---------- GIVEN INFORMATION
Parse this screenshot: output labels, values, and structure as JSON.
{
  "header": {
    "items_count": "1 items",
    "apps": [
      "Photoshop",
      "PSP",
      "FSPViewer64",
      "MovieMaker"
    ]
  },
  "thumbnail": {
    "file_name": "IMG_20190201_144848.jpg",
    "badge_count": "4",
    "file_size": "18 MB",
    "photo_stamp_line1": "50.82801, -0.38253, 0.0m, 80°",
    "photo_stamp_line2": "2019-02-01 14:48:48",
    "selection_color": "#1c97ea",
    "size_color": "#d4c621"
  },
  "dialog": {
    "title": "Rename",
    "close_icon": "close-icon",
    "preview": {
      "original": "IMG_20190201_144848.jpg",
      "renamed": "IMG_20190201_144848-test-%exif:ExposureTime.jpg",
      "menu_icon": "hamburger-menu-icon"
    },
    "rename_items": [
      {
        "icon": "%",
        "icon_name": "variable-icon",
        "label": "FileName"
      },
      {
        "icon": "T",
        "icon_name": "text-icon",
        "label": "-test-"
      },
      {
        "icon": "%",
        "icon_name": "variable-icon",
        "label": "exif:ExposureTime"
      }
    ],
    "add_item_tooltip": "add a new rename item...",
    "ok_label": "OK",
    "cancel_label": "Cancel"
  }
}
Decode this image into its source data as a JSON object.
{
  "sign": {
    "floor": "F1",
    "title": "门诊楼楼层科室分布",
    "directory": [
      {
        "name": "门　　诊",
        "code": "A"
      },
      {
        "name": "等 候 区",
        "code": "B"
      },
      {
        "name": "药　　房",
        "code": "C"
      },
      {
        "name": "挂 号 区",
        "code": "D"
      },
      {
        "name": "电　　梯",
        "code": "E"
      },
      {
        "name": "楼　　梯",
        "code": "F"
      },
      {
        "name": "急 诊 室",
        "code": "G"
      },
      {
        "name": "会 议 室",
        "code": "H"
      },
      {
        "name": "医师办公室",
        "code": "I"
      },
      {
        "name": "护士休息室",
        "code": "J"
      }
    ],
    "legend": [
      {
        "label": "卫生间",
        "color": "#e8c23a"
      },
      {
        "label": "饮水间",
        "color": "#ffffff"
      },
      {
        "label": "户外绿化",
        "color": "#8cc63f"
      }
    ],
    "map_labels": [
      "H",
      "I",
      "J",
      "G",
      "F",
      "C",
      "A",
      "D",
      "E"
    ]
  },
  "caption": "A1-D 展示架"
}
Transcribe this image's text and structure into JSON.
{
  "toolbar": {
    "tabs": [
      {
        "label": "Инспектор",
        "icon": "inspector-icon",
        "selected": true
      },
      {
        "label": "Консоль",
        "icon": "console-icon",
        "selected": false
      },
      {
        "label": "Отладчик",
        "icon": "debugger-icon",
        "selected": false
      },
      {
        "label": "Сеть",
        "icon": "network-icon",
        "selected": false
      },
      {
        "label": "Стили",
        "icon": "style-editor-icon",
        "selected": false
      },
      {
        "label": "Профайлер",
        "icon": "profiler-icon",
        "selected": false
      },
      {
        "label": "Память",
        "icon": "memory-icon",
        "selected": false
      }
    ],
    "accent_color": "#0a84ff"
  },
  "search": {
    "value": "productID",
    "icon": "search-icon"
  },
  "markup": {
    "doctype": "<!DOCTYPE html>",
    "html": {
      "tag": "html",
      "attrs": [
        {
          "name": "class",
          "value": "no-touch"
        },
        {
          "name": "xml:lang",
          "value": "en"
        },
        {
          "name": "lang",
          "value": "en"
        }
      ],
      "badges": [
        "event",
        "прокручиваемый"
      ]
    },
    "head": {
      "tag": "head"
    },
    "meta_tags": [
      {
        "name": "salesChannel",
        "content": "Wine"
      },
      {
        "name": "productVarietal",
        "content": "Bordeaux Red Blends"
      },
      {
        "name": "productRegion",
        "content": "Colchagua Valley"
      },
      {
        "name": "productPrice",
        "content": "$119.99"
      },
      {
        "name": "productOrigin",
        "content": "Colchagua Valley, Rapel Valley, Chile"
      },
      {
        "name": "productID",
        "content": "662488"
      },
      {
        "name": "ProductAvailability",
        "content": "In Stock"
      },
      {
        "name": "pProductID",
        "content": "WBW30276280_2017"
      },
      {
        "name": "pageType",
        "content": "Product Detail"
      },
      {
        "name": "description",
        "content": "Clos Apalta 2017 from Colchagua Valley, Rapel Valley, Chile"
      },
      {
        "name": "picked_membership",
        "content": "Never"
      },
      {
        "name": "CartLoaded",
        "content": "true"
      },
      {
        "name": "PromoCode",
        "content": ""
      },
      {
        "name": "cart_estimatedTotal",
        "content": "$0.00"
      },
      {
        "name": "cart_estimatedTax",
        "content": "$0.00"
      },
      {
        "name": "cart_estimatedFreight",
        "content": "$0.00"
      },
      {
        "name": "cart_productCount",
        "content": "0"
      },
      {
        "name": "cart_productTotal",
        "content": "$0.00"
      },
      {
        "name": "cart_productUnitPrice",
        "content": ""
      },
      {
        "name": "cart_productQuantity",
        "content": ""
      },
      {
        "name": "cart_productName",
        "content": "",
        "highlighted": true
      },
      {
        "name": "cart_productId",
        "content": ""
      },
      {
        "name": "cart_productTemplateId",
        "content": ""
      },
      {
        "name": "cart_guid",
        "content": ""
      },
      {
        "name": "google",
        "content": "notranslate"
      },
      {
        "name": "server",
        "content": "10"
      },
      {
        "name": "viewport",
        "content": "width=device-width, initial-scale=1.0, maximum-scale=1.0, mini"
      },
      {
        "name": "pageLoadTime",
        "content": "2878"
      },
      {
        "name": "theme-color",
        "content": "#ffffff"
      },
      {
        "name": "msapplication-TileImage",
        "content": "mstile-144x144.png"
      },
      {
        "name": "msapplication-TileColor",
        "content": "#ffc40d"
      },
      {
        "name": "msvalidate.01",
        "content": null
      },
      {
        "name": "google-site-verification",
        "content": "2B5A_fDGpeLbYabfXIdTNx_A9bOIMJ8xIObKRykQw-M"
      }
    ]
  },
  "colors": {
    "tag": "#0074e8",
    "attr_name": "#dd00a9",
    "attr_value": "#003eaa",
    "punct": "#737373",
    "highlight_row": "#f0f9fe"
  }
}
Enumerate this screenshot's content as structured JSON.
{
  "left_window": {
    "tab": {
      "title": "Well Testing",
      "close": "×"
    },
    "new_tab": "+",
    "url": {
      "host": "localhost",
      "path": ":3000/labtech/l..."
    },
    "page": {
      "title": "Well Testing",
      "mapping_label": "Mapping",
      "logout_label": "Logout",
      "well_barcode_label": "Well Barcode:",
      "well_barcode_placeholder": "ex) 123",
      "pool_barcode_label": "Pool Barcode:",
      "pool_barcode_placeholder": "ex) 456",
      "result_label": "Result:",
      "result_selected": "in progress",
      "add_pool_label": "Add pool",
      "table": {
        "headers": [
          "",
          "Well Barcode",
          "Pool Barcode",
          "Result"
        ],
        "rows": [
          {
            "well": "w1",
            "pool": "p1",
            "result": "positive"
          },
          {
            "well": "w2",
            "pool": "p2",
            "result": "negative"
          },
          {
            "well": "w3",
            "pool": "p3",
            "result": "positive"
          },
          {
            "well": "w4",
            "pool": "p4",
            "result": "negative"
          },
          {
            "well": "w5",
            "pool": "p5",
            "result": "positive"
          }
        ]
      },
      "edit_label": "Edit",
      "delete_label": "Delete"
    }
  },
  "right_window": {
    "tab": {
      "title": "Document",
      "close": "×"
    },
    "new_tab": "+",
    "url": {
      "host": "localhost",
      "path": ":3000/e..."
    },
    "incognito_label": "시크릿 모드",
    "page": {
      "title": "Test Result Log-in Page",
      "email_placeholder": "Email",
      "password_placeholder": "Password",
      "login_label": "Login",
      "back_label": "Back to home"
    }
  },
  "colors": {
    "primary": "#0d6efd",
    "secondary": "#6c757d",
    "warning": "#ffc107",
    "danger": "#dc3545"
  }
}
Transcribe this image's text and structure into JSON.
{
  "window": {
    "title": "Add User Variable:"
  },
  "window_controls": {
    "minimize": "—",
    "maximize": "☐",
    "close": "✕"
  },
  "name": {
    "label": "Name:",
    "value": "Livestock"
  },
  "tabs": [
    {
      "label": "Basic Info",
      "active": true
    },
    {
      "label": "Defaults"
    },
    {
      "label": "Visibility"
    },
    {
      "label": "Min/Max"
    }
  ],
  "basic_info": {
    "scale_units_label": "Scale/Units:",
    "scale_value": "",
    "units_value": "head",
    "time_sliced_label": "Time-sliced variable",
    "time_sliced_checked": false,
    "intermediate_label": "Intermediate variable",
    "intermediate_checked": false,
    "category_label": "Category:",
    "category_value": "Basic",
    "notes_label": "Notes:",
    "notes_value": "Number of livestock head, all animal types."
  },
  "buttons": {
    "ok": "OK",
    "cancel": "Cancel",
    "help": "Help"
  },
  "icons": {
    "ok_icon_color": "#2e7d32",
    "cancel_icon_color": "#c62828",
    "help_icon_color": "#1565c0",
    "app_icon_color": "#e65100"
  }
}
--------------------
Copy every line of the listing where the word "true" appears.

EXERCISE RESULT
        "selected": true
        "content": "true"
        "highlighted": true
      "active": true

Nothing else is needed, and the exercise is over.